* **TASK GOAL**
Search the data for "duration". Return each matching line.

* **AVAILABLE RECORDS**

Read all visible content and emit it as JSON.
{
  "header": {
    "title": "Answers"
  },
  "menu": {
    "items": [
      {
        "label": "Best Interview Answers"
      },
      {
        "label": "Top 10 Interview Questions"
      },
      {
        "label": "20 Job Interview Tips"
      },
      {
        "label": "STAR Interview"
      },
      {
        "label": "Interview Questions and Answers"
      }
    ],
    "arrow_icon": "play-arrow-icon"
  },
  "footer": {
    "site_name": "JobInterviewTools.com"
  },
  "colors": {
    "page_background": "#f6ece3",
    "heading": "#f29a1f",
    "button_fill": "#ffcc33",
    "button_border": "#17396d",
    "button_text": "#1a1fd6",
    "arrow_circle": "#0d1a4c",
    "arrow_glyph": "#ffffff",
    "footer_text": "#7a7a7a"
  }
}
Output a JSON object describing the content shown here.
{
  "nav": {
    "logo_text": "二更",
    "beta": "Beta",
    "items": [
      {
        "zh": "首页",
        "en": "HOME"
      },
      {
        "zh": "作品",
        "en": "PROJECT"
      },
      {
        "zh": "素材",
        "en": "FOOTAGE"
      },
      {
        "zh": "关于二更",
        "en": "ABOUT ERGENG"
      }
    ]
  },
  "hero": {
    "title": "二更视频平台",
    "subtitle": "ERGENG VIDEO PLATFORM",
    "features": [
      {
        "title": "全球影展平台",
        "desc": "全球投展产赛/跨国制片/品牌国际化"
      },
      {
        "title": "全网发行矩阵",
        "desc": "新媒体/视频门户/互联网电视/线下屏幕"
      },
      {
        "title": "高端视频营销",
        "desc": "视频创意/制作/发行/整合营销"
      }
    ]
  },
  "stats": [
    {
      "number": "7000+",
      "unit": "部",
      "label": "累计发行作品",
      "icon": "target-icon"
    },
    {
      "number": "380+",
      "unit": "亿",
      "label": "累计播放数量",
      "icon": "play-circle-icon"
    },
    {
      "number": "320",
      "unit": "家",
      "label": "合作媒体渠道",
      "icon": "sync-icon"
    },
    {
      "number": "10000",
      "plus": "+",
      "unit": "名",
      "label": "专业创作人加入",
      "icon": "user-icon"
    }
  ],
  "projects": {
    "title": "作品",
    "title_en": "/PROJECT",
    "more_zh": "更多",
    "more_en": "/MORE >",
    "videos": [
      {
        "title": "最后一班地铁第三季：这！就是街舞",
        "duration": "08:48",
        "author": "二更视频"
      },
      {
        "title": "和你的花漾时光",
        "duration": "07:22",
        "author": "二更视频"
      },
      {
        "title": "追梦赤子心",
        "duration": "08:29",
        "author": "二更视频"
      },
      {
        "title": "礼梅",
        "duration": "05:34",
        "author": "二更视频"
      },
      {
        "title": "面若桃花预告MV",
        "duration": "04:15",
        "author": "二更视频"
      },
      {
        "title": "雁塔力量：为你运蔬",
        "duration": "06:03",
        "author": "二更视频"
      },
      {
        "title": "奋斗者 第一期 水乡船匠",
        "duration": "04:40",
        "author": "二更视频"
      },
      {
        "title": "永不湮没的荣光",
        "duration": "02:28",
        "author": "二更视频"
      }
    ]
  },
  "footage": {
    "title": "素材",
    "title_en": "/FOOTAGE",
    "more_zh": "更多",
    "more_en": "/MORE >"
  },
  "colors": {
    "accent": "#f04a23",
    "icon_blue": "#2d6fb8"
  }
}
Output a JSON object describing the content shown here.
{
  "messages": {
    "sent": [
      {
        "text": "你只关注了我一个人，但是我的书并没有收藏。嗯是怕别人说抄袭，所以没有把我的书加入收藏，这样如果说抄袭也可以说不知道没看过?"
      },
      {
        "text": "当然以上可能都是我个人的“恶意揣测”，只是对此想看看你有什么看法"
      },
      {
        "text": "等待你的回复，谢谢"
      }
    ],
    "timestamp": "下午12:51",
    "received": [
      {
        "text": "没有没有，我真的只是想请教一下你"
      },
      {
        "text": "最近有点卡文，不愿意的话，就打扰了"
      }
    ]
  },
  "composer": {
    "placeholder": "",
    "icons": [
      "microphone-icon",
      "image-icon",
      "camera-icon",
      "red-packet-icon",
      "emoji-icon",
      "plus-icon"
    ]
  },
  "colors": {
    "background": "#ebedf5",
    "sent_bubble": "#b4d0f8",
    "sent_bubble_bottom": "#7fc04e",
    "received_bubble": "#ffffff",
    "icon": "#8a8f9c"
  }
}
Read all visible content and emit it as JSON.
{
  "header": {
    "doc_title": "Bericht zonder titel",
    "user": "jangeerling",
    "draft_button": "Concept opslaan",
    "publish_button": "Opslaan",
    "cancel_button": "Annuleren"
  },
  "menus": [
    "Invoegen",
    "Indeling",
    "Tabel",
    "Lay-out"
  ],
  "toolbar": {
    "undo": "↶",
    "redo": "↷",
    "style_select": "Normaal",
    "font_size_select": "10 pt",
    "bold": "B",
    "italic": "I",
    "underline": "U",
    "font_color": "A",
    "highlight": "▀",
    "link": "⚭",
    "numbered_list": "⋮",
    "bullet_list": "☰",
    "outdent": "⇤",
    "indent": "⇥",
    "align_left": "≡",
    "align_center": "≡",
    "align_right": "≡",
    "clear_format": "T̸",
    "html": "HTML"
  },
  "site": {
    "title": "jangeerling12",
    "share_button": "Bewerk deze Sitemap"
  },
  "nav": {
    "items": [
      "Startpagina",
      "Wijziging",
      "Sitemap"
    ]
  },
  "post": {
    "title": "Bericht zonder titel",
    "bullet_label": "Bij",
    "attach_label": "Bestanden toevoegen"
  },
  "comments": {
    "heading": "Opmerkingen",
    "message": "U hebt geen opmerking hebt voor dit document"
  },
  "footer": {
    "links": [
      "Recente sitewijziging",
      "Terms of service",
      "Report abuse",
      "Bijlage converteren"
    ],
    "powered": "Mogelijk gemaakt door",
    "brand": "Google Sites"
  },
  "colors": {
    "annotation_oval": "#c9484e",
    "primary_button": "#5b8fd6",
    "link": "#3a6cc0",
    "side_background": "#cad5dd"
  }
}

* **EXPECTED OUTPUT**
        "duration": "08:48",
        "duration": "07:22",
        "duration": "08:29",
        "duration": "05:34",
        "duration": "04:15",
        "duration": "06:03",
        "duration": "04:40",
        "duration": "02:28",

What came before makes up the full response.